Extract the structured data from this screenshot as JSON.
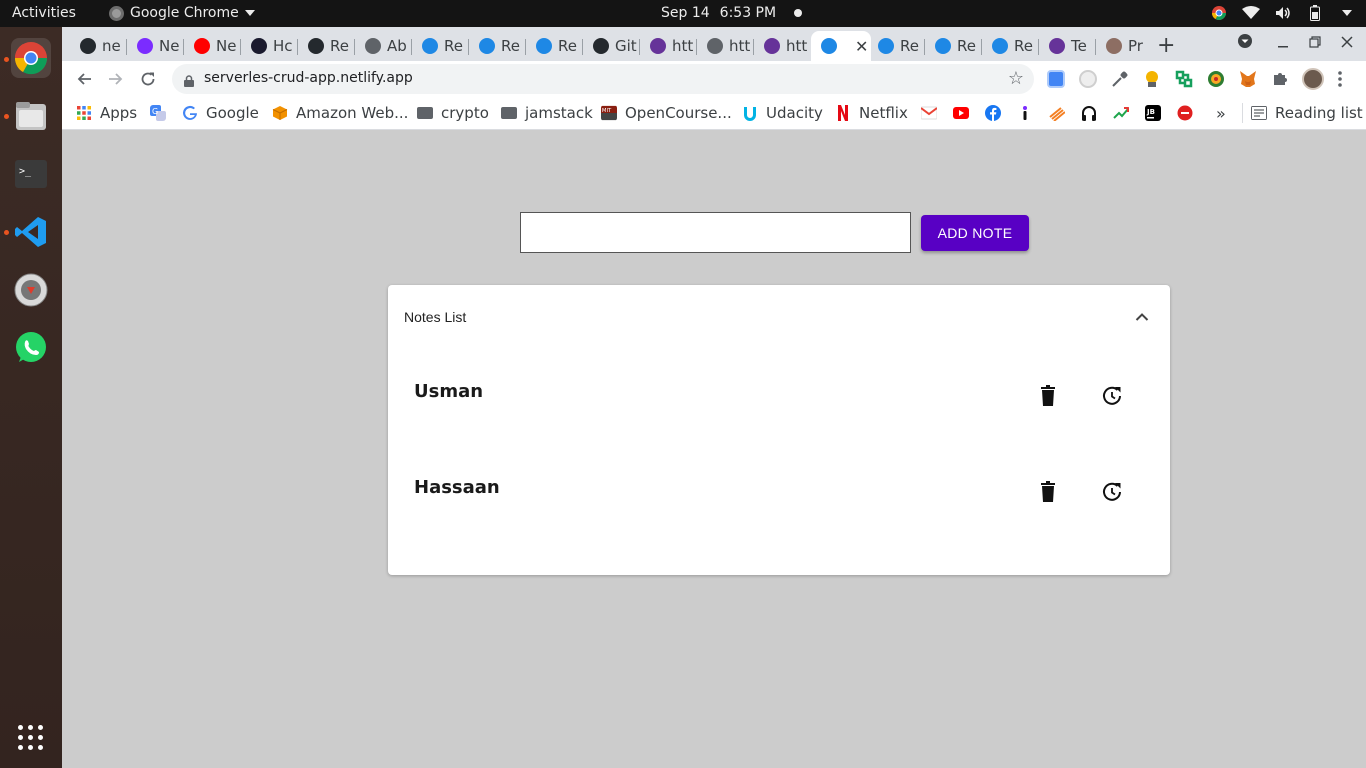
{
  "topbar": {
    "activities": "Activities",
    "app_name": "Google Chrome",
    "date": "Sep 14",
    "time": "6:53 PM"
  },
  "dock": {
    "items": [
      "chrome-icon",
      "files-icon",
      "terminal-icon",
      "vscode-icon",
      "installer-icon",
      "whatsapp-icon",
      "apps-grid-icon"
    ]
  },
  "tabs": [
    {
      "label": "ne",
      "icon": "github-icon"
    },
    {
      "label": "Ne",
      "icon": "ion-icon"
    },
    {
      "label": "Ne",
      "icon": "youtube-icon"
    },
    {
      "label": "Hc",
      "icon": "a-icon"
    },
    {
      "label": "Re",
      "icon": "github-icon"
    },
    {
      "label": "Ab",
      "icon": "globe-icon"
    },
    {
      "label": "Re",
      "icon": "react-icon"
    },
    {
      "label": "Re",
      "icon": "react-icon"
    },
    {
      "label": "Re",
      "icon": "react-icon"
    },
    {
      "label": "Git",
      "icon": "github-icon"
    },
    {
      "label": "htt",
      "icon": "gatsby-icon"
    },
    {
      "label": "htt",
      "icon": "globe-icon"
    },
    {
      "label": "htt",
      "icon": "gatsby-icon"
    },
    {
      "label": "",
      "icon": "react-icon"
    },
    {
      "label": "Re",
      "icon": "react-icon"
    },
    {
      "label": "Re",
      "icon": "react-icon"
    },
    {
      "label": "Re",
      "icon": "react-icon"
    },
    {
      "label": "Te",
      "icon": "gatsby-icon"
    },
    {
      "label": "Pr",
      "icon": "photo-icon"
    }
  ],
  "toolbar": {
    "url": "serverles-crud-app.netlify.app"
  },
  "bookmarks": {
    "apps": "Apps",
    "google": "Google",
    "aws": "Amazon Web...",
    "crypto": "crypto",
    "jamstack": "jamstack",
    "ocw": "OpenCourse...",
    "udacity": "Udacity",
    "netflix": "Netflix",
    "more": "»",
    "reading_list": "Reading list"
  },
  "app": {
    "input_value": "",
    "add_button": "ADD NOTE",
    "panel_title": "Notes List",
    "notes": [
      {
        "text": "Usman"
      },
      {
        "text": "Hassaan"
      }
    ]
  },
  "colors": {
    "accent": "#5800c4",
    "page_bg": "#cccccc"
  }
}
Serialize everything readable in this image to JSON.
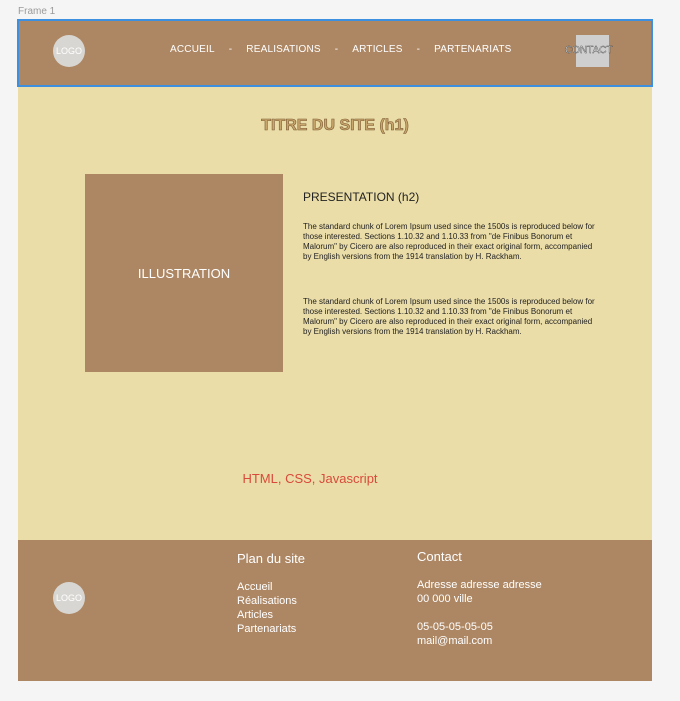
{
  "frame": {
    "label": "Frame 1"
  },
  "header": {
    "logo": "LOGO",
    "nav": [
      {
        "label": "ACCUEIL"
      },
      {
        "label": "REALISATIONS"
      },
      {
        "label": "ARTICLES"
      },
      {
        "label": "PARTENARIATS"
      }
    ],
    "separator": "-",
    "contact": "CONTACT"
  },
  "main": {
    "title": "TITRE DU SITE (h1)",
    "illustration": "ILLUSTRATION",
    "presentation_title": "PRESENTATION (h2)",
    "paragraphs": [
      "The standard chunk of Lorem Ipsum used since the 1500s is reproduced below for those interested. Sections 1.10.32 and 1.10.33 from \"de Finibus Bonorum et Malorum\" by Cicero are also reproduced in their exact original form, accompanied by English versions from the 1914 translation by H. Rackham.",
      "The standard chunk of Lorem Ipsum used since the 1500s is reproduced below for those interested. Sections 1.10.32 and 1.10.33 from \"de Finibus Bonorum et Malorum\" by Cicero are also reproduced in their exact original form, accompanied by English versions from the 1914 translation by H. Rackham."
    ],
    "tech": "HTML, CSS, Javascript"
  },
  "footer": {
    "logo": "LOGO",
    "plan_title": "Plan du site",
    "plan_links": [
      "Accueil",
      "Réalisations",
      "Articles",
      "Partenariats"
    ],
    "contact_title": "Contact",
    "address_line1": "Adresse adresse adresse",
    "address_line2": "00 000 ville",
    "phone": "05-05-05-05-05",
    "email": "mail@mail.com"
  },
  "colors": {
    "header_bg": "#ad8764",
    "page_bg": "#ebdda8",
    "footer_bg": "#ad8764",
    "selection_outline": "#3d8fe0",
    "tech_text": "#d84a3a"
  }
}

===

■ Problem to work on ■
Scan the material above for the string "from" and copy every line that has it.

■ Reply to the task ■
Extract the structured data from this screenshot as JSON.
      "The standard chunk of Lorem Ipsum used since the 1500s is reproduced below for those interested. Sections 1.10.32 and 1.10.33 from \"de Finibus Bonorum et Malorum\" by Cicero are also reproduced in their exact original form, accompanied by English versions from the 1914 translation by H. Rackham.",
      "The standard chunk of Lorem Ipsum used since the 1500s is reproduced below for those interested. Sections 1.10.32 and 1.10.33 from \"de Finibus Bonorum et Malorum\" by Cicero are also reproduced in their exact original form, accompanied by English versions from the 1914 translation by H. Rackham."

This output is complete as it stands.